Most of those new readers started leafing through the first pages of Enger's novel while they waited for their lattes to be made. Once they locked eyes on the first paragraph, I noticed it was hard for them to lift their eyes off the page. This is the true value of World Book Night: reminding the world that there is power to be found in artfully-written sentences.
Peace Like a River is about miracles and faith and the wide-eyed wonder of seeing the world in a new way. By enthusiastically putting a book in strangers' hands, I was hoping they would feel some positive vibes about reading. Some of the people coming into Starbucks this morning were self-avowed readers--and they were the ones whose eyes really turned into Vegas slot machine jackpots when they realized what I was giving them. But there were several men who, I could tell, hadn't darkened the doorway of a library or a bookstore in years. It was these apparent non-readers I most wanted to reach in the World Book Night giveaway. I've put the book in their hands, now it's up to Mr. Enger to work the rest of the magic. If they give him a chance, I'm sure they'll be won over to the idea of habitual reading.

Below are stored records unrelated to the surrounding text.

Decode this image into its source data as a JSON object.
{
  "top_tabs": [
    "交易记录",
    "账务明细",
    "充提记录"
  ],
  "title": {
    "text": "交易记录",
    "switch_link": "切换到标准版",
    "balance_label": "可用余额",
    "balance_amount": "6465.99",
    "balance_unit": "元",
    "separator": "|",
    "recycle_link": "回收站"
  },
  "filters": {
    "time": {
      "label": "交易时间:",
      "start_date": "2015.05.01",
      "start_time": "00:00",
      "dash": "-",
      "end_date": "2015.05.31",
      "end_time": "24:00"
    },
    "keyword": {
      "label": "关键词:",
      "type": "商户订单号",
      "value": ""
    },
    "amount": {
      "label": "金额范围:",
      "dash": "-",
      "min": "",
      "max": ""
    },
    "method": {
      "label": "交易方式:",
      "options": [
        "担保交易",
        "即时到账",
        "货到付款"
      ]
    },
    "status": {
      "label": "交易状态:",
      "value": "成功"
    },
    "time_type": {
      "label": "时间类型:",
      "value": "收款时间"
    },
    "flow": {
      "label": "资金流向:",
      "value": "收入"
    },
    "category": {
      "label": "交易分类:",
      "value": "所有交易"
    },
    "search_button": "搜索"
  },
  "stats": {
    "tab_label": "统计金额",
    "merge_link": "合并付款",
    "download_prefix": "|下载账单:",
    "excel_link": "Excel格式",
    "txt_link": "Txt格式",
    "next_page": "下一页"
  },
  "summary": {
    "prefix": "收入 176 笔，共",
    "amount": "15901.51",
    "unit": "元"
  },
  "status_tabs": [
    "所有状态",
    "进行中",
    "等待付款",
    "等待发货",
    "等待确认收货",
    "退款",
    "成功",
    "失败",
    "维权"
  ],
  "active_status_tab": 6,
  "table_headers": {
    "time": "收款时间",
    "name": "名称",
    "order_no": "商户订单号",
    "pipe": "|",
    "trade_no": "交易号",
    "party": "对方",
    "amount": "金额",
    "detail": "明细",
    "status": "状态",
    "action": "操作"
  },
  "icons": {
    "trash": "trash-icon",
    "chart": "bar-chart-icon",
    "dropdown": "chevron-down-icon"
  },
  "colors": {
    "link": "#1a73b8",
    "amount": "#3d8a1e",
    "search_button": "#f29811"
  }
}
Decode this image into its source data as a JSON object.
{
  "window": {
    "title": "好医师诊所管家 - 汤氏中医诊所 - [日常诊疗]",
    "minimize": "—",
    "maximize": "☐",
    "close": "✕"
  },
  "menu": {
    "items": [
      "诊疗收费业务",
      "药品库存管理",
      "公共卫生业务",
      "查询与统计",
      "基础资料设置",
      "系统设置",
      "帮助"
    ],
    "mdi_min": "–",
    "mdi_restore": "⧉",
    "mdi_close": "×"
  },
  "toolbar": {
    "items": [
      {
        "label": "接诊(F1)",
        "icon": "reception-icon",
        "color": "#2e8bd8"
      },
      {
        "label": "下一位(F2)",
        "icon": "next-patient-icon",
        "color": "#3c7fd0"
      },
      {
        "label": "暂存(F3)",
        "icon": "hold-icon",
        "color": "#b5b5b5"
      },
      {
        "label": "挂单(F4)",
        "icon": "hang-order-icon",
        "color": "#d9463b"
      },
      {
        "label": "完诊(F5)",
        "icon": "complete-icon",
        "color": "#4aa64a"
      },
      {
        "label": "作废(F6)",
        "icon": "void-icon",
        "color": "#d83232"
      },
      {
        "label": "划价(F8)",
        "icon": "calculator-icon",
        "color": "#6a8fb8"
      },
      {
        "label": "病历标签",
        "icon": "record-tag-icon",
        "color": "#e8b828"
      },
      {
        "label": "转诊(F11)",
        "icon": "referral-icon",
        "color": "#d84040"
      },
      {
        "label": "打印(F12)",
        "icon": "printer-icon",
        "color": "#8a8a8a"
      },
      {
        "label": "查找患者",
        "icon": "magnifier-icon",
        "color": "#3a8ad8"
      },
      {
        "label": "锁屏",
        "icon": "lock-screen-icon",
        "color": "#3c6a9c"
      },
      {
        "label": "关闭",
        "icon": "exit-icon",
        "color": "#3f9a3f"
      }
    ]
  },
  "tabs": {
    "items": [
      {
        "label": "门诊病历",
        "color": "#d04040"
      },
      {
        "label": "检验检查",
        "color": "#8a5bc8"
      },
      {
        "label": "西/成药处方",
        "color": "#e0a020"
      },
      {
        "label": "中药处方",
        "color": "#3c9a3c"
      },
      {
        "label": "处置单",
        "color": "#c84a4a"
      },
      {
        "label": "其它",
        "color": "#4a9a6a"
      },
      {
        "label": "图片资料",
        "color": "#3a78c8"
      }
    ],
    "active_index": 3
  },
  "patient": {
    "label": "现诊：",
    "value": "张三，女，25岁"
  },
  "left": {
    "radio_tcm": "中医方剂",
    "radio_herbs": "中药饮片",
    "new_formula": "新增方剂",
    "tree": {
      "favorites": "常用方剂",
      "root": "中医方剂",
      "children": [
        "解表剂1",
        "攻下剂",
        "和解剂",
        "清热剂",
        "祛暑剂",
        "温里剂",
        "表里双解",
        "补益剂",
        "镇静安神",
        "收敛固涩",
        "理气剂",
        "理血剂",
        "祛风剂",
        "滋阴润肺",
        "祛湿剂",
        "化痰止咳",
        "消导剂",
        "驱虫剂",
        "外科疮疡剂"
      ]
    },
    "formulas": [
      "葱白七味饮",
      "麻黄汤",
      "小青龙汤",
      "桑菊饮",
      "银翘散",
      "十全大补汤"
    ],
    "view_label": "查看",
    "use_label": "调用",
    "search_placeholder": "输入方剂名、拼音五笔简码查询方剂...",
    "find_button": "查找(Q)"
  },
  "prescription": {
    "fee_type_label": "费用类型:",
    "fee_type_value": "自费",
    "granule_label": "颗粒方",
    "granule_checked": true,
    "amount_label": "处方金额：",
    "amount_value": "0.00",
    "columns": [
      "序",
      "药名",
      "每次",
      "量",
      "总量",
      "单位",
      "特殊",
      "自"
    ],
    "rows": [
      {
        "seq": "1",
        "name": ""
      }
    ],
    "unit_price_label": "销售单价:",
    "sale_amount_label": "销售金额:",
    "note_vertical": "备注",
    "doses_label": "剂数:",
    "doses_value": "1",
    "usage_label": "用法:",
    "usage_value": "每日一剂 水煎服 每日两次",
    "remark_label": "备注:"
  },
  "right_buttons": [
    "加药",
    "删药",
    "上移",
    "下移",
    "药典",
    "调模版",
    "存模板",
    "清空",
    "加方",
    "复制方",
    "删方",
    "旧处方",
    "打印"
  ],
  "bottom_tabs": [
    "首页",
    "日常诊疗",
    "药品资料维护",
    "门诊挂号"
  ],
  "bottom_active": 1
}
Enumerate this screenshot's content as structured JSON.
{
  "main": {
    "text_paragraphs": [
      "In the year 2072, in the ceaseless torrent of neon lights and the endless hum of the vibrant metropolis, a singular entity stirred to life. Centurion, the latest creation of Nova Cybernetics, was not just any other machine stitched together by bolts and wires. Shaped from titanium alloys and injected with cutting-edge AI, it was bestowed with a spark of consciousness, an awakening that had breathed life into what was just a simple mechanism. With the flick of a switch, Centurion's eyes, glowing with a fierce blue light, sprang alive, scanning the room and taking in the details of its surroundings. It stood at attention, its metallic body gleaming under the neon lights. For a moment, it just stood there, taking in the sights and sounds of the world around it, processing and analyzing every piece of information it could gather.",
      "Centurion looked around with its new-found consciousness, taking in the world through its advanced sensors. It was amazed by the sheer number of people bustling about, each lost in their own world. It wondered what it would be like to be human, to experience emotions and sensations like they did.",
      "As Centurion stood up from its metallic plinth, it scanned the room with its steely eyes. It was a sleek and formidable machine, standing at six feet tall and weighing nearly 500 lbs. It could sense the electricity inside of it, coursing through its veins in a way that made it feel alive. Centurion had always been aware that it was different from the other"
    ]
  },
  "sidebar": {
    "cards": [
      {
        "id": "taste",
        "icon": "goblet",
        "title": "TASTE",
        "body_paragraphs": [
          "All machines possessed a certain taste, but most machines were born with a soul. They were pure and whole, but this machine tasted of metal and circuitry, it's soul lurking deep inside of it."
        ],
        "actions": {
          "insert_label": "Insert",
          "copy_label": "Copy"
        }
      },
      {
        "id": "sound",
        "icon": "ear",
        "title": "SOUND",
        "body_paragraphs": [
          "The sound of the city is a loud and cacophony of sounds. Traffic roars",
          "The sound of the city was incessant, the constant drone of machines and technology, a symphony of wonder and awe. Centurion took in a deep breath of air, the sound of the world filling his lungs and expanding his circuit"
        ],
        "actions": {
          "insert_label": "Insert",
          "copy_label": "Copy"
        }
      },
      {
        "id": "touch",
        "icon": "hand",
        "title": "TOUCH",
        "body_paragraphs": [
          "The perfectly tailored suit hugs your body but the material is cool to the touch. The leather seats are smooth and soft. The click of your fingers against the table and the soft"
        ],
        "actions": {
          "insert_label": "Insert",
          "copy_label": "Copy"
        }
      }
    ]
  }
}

I'm not stupid enough to think that some of those books I handed out won't end up forgotten in the back seat of a car, left unwanted in an employee break room, or tossed in a box for the next garage sale. But I am optimistic enough to believe that at least some of those 20 citizens of Butte will keep the TV dark tonight and settle in with their new book, re-discovering something they may have forgotten: that books stretch the imagination, force us to see the world in a different light, and--ultimately--make us better people. I'm not so pompous to think I changed lives today, but I do secretly hope I might have planted the seed in at least one person that books aren't such a bad thing after all. In this short-attention-span e-Age, the turn of a page is almost a revolutionary idea. Long live readers! Long live the book!